▶ [DIRECTIONS]
In the data, find the word "name" and copy out every line that has it.

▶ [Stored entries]
»»
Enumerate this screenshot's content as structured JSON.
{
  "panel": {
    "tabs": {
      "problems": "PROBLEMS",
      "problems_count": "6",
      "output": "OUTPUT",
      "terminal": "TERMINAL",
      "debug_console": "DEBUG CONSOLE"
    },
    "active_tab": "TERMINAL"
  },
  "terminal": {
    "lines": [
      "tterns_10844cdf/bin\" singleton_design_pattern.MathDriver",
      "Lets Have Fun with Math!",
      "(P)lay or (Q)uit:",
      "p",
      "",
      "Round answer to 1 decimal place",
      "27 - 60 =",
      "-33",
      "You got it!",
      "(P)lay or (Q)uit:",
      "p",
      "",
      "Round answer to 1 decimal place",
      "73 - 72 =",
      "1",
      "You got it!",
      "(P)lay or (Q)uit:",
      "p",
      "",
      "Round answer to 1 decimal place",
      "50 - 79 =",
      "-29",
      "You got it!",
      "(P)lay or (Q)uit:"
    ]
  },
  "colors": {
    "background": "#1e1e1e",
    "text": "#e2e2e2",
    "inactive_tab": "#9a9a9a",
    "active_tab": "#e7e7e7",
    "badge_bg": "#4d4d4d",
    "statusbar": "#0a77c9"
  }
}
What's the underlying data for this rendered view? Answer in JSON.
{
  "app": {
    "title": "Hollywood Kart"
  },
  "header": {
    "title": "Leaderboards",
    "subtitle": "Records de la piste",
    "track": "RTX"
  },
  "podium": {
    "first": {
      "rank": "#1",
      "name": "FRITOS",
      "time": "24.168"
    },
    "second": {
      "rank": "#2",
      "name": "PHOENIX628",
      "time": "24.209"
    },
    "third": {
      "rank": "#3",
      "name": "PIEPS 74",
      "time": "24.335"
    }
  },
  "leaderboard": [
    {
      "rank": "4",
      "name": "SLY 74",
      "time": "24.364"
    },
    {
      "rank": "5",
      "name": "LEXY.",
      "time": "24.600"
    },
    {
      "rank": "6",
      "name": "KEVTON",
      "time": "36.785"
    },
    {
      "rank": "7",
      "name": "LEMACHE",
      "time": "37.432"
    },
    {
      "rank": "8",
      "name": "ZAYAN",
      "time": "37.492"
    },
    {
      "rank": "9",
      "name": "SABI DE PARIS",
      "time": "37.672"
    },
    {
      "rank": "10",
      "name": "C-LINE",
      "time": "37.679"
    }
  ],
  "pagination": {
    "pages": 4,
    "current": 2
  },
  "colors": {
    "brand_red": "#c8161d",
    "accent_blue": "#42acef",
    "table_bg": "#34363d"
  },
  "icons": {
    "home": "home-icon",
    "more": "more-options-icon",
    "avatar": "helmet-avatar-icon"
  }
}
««
▶ [WORKED SOLUTION]
      "name": "FRITOS",
      "name": "PHOENIX628",
      "name": "PIEPS 74",
      "name": "SLY 74",
      "name": "LEXY.",
      "name": "KEVTON",
      "name": "LEMACHE",
      "name": "ZAYAN",
      "name": "SABI DE PARIS",
      "name": "C-LINE",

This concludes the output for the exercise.